Copy the records below in full and leave every image out of the copy.

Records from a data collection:
▬▬▬▬▬▬▬▬▬▬
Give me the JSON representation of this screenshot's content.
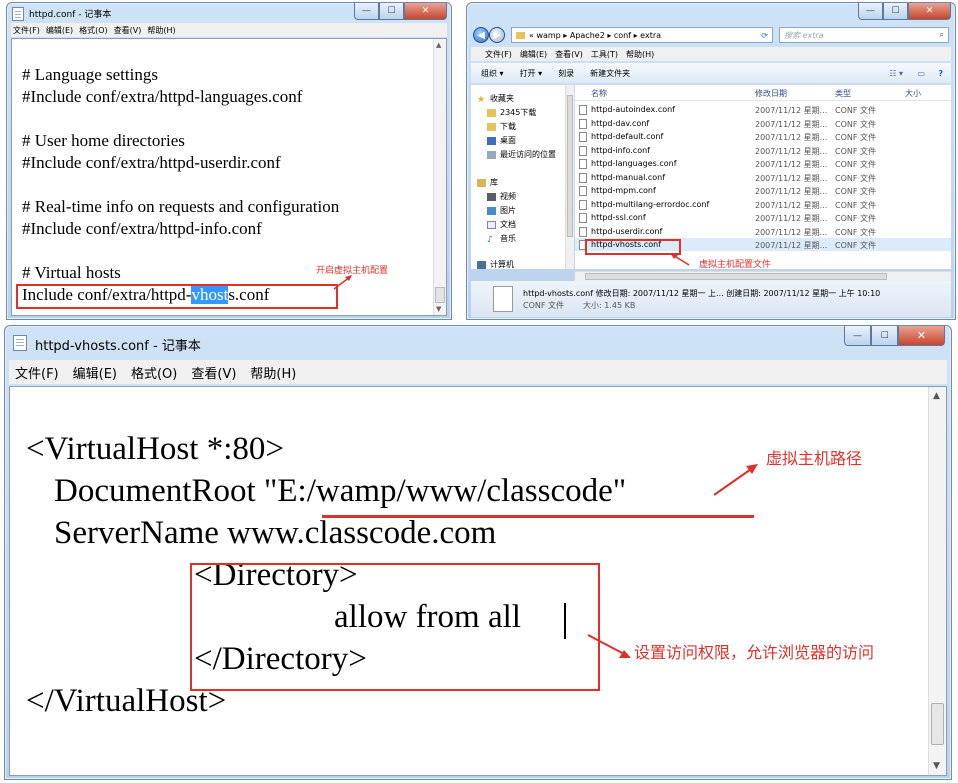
{
  "win1": {
    "title": "httpd.conf - 记事本",
    "menu": [
      "文件(F)",
      "编辑(E)",
      "格式(O)",
      "查看(V)",
      "帮助(H)"
    ],
    "lines": [
      "# Language settings",
      "#Include conf/extra/httpd-languages.conf",
      "",
      "# User home directories",
      "#Include conf/extra/httpd-userdir.conf",
      "",
      "# Real-time info on requests and configuration",
      "#Include conf/extra/httpd-info.conf",
      "",
      "# Virtual hosts"
    ],
    "include_prefix": "Include conf/extra/httpd-",
    "include_selected": "vhost",
    "include_suffix": "s.conf",
    "annotation": "开启虚拟主机配置"
  },
  "win2": {
    "breadcrumb": "« wamp ▸ Apache2 ▸ conf ▸ extra",
    "search_placeholder": "搜索 extra",
    "menu": [
      "文件(F)",
      "编辑(E)",
      "查看(V)",
      "工具(T)",
      "帮助(H)"
    ],
    "toolbar": [
      "组织 ▾",
      "打开 ▾",
      "刻录",
      "新建文件夹"
    ],
    "nav": {
      "favorites": "收藏夹",
      "items": [
        "2345下载",
        "下载",
        "桌面",
        "最近访问的位置"
      ],
      "library": "库",
      "lib_items": [
        "视频",
        "图片",
        "文档",
        "音乐"
      ],
      "computer": "计算机"
    },
    "columns": [
      "名称",
      "修改日期",
      "类型",
      "大小"
    ],
    "files": [
      {
        "name": "httpd-autoindex.conf",
        "date": "2007/11/12 星期...",
        "type": "CONF 文件"
      },
      {
        "name": "httpd-dav.conf",
        "date": "2007/11/12 星期...",
        "type": "CONF 文件"
      },
      {
        "name": "httpd-default.conf",
        "date": "2007/11/12 星期...",
        "type": "CONF 文件"
      },
      {
        "name": "httpd-info.conf",
        "date": "2007/11/12 星期...",
        "type": "CONF 文件"
      },
      {
        "name": "httpd-languages.conf",
        "date": "2007/11/12 星期...",
        "type": "CONF 文件"
      },
      {
        "name": "httpd-manual.conf",
        "date": "2007/11/12 星期...",
        "type": "CONF 文件"
      },
      {
        "name": "httpd-mpm.conf",
        "date": "2007/11/12 星期...",
        "type": "CONF 文件"
      },
      {
        "name": "httpd-multilang-errordoc.conf",
        "date": "2007/11/12 星期...",
        "type": "CONF 文件"
      },
      {
        "name": "httpd-ssl.conf",
        "date": "2007/11/12 星期...",
        "type": "CONF 文件"
      },
      {
        "name": "httpd-userdir.conf",
        "date": "2007/11/12 星期...",
        "type": "CONF 文件"
      },
      {
        "name": "httpd-vhosts.conf",
        "date": "2007/11/12 星期...",
        "type": "CONF 文件"
      }
    ],
    "annotation": "虚拟主机配置文件",
    "details": {
      "line1": "httpd-vhosts.conf 修改日期: 2007/11/12 星期一 上... 创建日期: 2007/11/12 星期一 上午 10:10",
      "line2a": "CONF 文件",
      "line2b": "大小: 1.45 KB"
    }
  },
  "win3": {
    "title": "httpd-vhosts.conf - 记事本",
    "menu": [
      "文件(F)",
      "编辑(E)",
      "格式(O)",
      "查看(V)",
      "帮助(H)"
    ],
    "lines": [
      "<VirtualHost *:80>",
      "DocumentRoot \"E:/wamp/www/classcode\"",
      "ServerName www.classcode.com",
      "<Directory>",
      "allow from all",
      "</Directory>",
      "</VirtualHost>"
    ],
    "annotation_path": "虚拟主机路径",
    "annotation_access": "设置访问权限，允许浏览器的访问"
  },
  "colors": {
    "annotation": "#e0302a",
    "selection": "#3399ff",
    "title_bg": "#c4daf1"
  }
}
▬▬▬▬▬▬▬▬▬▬
## Result of the exercise
Give me the JSON representation of this screenshot's content.
{
  "win1": {
    "title": "httpd.conf - 记事本",
    "menu": [
      "文件(F)",
      "编辑(E)",
      "格式(O)",
      "查看(V)",
      "帮助(H)"
    ],
    "lines": [
      "# Language settings",
      "#Include conf/extra/httpd-languages.conf",
      "",
      "# User home directories",
      "#Include conf/extra/httpd-userdir.conf",
      "",
      "# Real-time info on requests and configuration",
      "#Include conf/extra/httpd-info.conf",
      "",
      "# Virtual hosts"
    ],
    "include_prefix": "Include conf/extra/httpd-",
    "include_selected": "vhost",
    "include_suffix": "s.conf",
    "annotation": "开启虚拟主机配置"
  },
  "win2": {
    "breadcrumb": "« wamp ▸ Apache2 ▸ conf ▸ extra",
    "search_placeholder": "搜索 extra",
    "menu": [
      "文件(F)",
      "编辑(E)",
      "查看(V)",
      "工具(T)",
      "帮助(H)"
    ],
    "toolbar": [
      "组织 ▾",
      "打开 ▾",
      "刻录",
      "新建文件夹"
    ],
    "nav": {
      "favorites": "收藏夹",
      "items": [
        "2345下载",
        "下载",
        "桌面",
        "最近访问的位置"
      ],
      "library": "库",
      "lib_items": [
        "视频",
        "图片",
        "文档",
        "音乐"
      ],
      "computer": "计算机"
    },
    "columns": [
      "名称",
      "修改日期",
      "类型",
      "大小"
    ],
    "files": [
      {
        "name": "httpd-autoindex.conf",
        "date": "2007/11/12 星期...",
        "type": "CONF 文件"
      },
      {
        "name": "httpd-dav.conf",
        "date": "2007/11/12 星期...",
        "type": "CONF 文件"
      },
      {
        "name": "httpd-default.conf",
        "date": "2007/11/12 星期...",
        "type": "CONF 文件"
      },
      {
        "name": "httpd-info.conf",
        "date": "2007/11/12 星期...",
        "type": "CONF 文件"
      },
      {
        "name": "httpd-languages.conf",
        "date": "2007/11/12 星期...",
        "type": "CONF 文件"
      },
      {
        "name": "httpd-manual.conf",
        "date": "2007/11/12 星期...",
        "type": "CONF 文件"
      },
      {
        "name": "httpd-mpm.conf",
        "date": "2007/11/12 星期...",
        "type": "CONF 文件"
      },
      {
        "name": "httpd-multilang-errordoc.conf",
        "date": "2007/11/12 星期...",
        "type": "CONF 文件"
      },
      {
        "name": "httpd-ssl.conf",
        "date": "2007/11/12 星期...",
        "type": "CONF 文件"
      },
      {
        "name": "httpd-userdir.conf",
        "date": "2007/11/12 星期...",
        "type": "CONF 文件"
      },
      {
        "name": "httpd-vhosts.conf",
        "date": "2007/11/12 星期...",
        "type": "CONF 文件"
      }
    ],
    "annotation": "虚拟主机配置文件",
    "details": {
      "line1": "httpd-vhosts.conf 修改日期: 2007/11/12 星期一 上... 创建日期: 2007/11/12 星期一 上午 10:10",
      "line2a": "CONF 文件",
      "line2b": "大小: 1.45 KB"
    }
  },
  "win3": {
    "title": "httpd-vhosts.conf - 记事本",
    "menu": [
      "文件(F)",
      "编辑(E)",
      "格式(O)",
      "查看(V)",
      "帮助(H)"
    ],
    "lines": [
      "<VirtualHost *:80>",
      "DocumentRoot \"E:/wamp/www/classcode\"",
      "ServerName www.classcode.com",
      "<Directory>",
      "allow from all",
      "</Directory>",
      "</VirtualHost>"
    ],
    "annotation_path": "虚拟主机路径",
    "annotation_access": "设置访问权限，允许浏览器的访问"
  },
  "colors": {
    "annotation": "#e0302a",
    "selection": "#3399ff",
    "title_bg": "#c4daf1"
  }
}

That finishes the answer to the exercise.